▶ _THE RECORDS_:
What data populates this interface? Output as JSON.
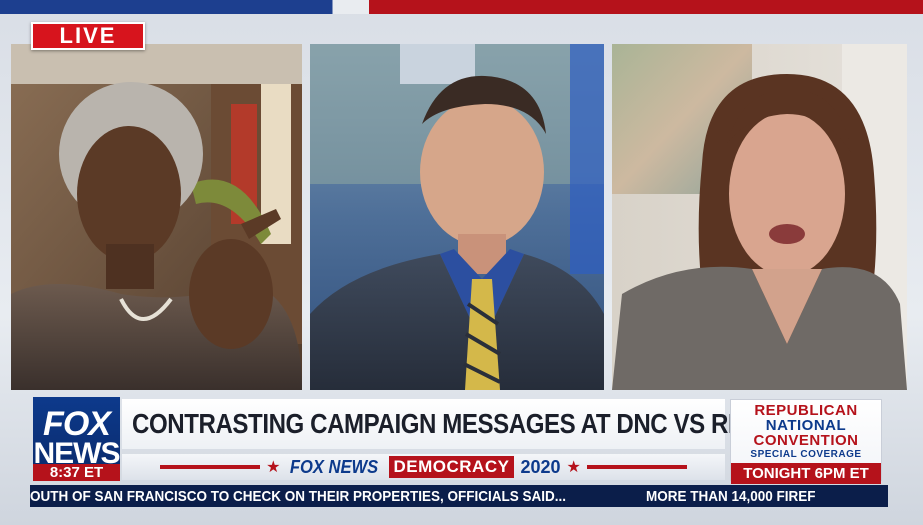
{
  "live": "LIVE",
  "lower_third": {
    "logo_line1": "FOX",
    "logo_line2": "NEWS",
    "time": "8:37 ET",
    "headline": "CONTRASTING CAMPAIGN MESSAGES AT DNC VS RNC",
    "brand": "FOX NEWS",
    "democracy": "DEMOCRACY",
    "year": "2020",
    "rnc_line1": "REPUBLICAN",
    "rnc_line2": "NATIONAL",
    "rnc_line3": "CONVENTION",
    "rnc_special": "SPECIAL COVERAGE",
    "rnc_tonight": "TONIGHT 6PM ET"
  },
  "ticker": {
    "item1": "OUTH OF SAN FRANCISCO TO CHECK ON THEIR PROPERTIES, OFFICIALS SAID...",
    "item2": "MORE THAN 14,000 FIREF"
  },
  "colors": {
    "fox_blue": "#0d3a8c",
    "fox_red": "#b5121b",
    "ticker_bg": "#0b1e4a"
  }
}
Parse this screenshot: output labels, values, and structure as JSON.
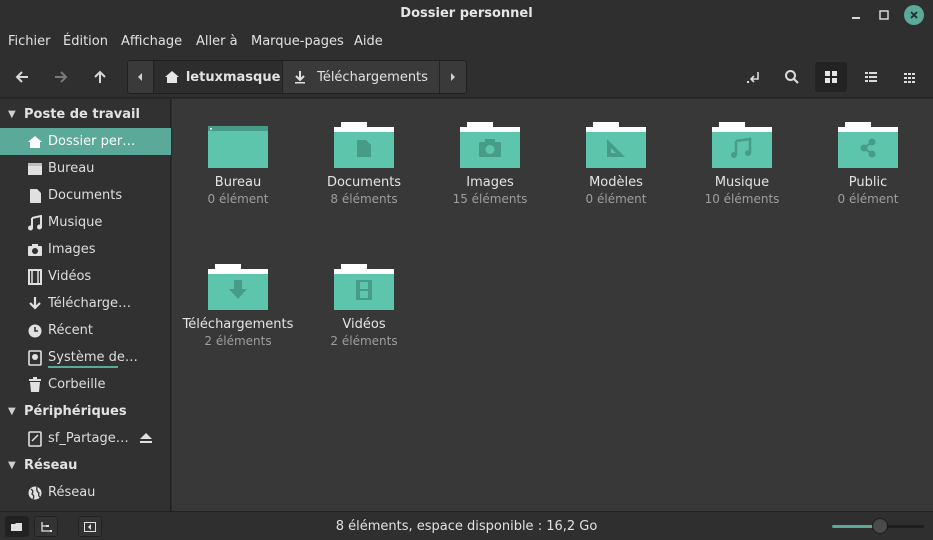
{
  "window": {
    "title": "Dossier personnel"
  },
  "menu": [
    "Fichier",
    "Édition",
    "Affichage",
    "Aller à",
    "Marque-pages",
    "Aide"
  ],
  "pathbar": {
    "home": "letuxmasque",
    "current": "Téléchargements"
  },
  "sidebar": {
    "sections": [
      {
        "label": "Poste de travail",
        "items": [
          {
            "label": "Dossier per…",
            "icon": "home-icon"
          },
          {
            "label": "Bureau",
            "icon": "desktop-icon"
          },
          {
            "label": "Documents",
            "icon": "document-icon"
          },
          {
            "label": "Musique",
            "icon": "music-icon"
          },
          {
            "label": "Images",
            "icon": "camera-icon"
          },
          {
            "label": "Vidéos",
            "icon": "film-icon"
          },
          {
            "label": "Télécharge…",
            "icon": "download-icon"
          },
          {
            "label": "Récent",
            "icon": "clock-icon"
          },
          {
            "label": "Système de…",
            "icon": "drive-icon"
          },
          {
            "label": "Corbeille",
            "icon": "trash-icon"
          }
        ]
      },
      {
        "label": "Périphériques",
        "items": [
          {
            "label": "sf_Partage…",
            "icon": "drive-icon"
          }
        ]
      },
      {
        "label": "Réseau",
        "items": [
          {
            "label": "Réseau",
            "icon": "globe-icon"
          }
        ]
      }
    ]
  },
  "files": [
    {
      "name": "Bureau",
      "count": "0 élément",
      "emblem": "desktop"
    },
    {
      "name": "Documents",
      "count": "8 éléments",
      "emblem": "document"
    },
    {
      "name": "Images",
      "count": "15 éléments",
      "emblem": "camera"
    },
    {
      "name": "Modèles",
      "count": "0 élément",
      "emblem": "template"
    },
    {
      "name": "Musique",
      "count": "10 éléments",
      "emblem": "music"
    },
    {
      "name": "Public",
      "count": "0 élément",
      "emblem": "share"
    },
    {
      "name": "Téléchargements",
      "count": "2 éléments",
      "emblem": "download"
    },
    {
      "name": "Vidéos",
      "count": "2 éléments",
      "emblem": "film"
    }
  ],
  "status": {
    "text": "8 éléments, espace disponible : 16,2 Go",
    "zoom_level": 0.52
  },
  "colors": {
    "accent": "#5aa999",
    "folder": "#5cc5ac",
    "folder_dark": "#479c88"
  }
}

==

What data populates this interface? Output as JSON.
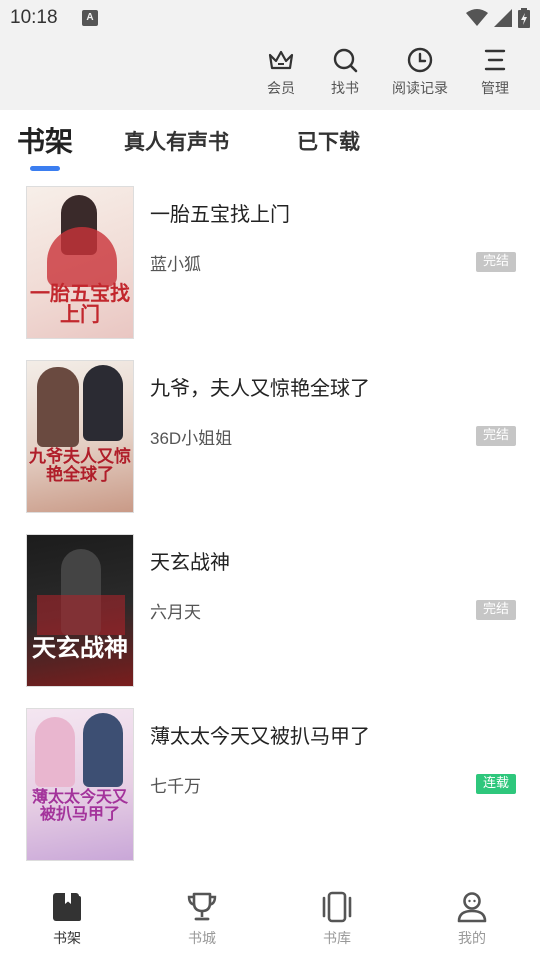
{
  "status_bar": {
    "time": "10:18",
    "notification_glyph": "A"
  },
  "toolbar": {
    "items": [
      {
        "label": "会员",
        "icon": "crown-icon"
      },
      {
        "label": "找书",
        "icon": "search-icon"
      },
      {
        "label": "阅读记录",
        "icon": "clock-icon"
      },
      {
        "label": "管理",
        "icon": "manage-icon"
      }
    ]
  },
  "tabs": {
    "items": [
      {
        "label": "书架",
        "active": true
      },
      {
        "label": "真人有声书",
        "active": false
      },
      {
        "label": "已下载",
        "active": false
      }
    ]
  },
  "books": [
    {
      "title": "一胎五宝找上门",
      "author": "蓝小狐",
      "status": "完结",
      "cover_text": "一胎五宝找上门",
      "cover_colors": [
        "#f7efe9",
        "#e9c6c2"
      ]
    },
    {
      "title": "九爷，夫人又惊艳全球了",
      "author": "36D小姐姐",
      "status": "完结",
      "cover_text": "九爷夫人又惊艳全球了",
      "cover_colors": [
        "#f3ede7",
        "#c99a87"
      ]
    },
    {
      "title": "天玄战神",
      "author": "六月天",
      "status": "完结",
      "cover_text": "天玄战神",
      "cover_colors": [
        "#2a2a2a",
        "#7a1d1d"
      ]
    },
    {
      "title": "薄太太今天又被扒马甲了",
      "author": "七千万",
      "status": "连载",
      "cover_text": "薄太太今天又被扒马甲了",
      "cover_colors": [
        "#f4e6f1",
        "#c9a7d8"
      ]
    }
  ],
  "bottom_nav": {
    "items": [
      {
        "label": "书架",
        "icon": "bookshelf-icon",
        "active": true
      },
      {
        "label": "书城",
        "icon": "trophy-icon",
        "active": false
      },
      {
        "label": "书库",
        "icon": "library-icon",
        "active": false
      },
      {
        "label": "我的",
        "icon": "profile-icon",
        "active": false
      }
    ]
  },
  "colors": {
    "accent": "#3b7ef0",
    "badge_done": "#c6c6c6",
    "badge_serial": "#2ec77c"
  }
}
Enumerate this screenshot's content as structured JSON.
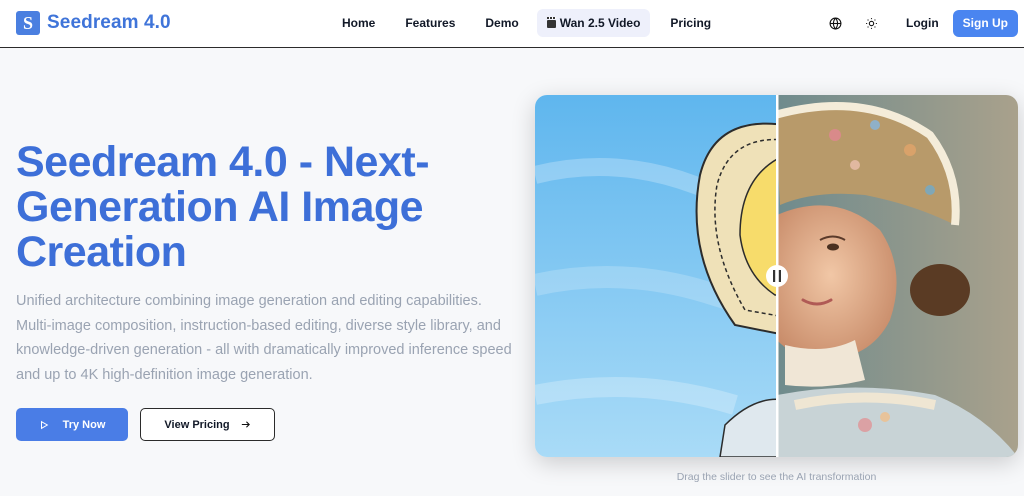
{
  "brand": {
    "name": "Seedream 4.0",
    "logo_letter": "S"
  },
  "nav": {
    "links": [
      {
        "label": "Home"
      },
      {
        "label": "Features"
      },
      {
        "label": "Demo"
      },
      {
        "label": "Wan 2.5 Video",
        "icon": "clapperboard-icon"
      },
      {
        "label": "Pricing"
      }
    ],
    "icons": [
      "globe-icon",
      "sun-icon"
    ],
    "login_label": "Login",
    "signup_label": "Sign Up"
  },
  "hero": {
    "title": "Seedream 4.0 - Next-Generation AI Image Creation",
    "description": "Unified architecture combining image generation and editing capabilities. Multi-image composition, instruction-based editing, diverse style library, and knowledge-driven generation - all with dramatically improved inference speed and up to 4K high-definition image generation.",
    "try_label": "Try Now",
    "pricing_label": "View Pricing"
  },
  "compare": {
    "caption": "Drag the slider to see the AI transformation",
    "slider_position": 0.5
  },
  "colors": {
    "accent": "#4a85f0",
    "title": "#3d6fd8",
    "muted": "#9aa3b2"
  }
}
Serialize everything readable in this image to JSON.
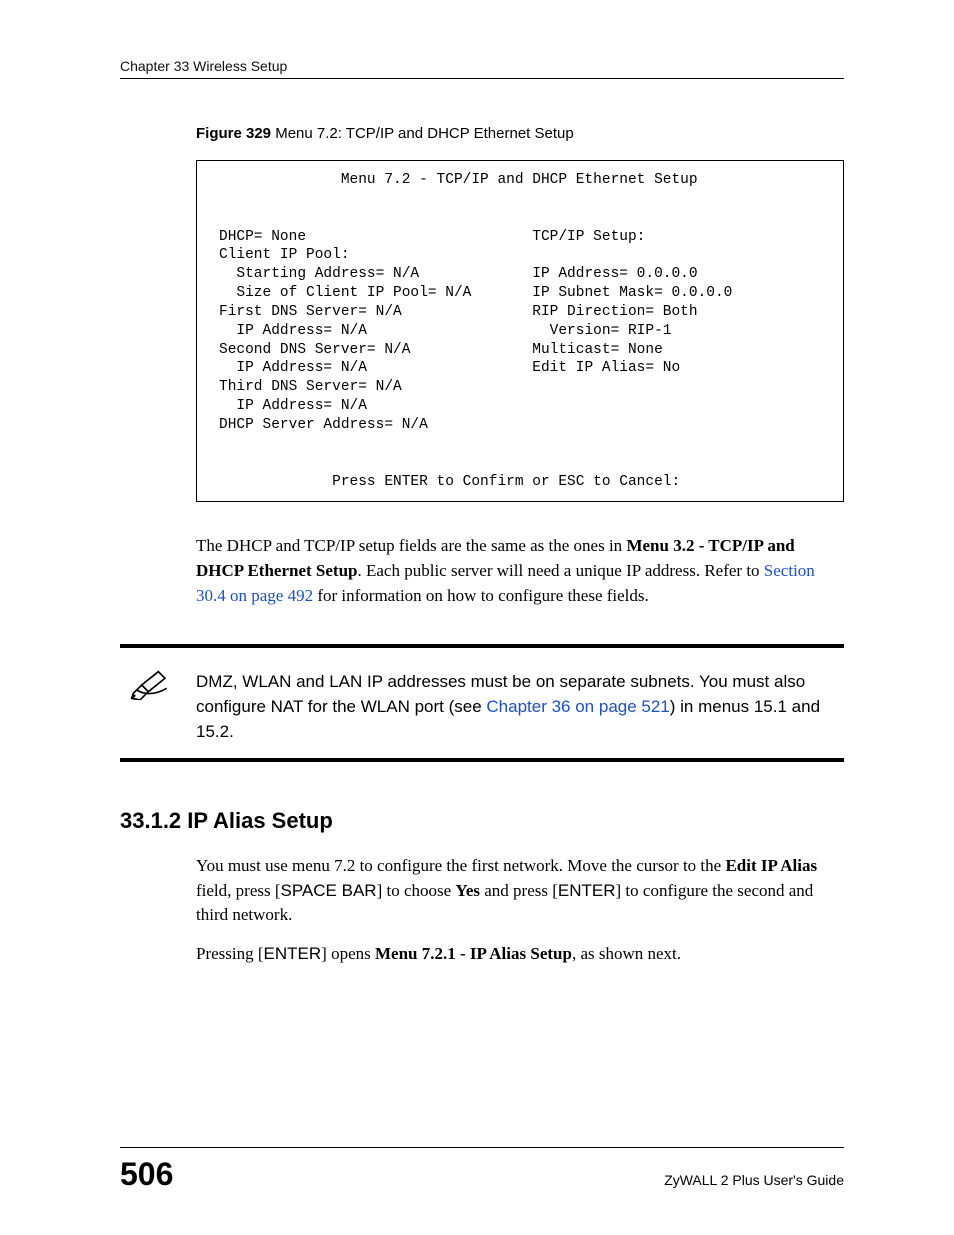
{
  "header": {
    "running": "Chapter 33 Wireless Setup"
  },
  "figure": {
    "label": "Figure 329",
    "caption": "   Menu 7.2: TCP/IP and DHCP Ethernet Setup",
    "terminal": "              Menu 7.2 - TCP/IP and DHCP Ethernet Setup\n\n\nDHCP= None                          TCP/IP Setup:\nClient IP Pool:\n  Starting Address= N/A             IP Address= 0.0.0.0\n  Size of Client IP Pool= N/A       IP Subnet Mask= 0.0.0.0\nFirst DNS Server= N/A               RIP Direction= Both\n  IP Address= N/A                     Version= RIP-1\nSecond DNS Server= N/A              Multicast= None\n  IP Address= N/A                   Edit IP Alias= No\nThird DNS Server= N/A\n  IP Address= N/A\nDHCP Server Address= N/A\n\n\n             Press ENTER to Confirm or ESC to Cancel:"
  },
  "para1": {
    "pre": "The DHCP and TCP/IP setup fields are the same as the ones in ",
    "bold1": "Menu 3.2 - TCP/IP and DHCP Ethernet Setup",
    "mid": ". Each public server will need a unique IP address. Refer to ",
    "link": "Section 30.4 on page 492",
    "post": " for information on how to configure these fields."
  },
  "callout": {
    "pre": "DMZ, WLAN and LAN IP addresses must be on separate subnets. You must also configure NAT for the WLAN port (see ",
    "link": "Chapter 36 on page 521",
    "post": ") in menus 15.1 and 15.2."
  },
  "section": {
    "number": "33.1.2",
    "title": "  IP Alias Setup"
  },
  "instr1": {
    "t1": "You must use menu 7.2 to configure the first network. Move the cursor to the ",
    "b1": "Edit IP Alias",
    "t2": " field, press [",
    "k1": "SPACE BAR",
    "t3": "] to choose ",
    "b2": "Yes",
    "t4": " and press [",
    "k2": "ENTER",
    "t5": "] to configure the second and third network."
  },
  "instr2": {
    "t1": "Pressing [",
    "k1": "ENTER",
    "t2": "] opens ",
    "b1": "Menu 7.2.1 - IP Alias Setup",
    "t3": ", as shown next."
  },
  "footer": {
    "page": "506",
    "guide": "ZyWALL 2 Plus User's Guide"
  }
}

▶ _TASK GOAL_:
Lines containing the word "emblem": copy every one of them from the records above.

▶ _ANSWER FOR THIS EXERCISE_:
      "emblem": "desktop"
      "emblem": "document"
      "emblem": "camera"
      "emblem": "template"
      "emblem": "music"
      "emblem": "share"
      "emblem": "download"
      "emblem": "film"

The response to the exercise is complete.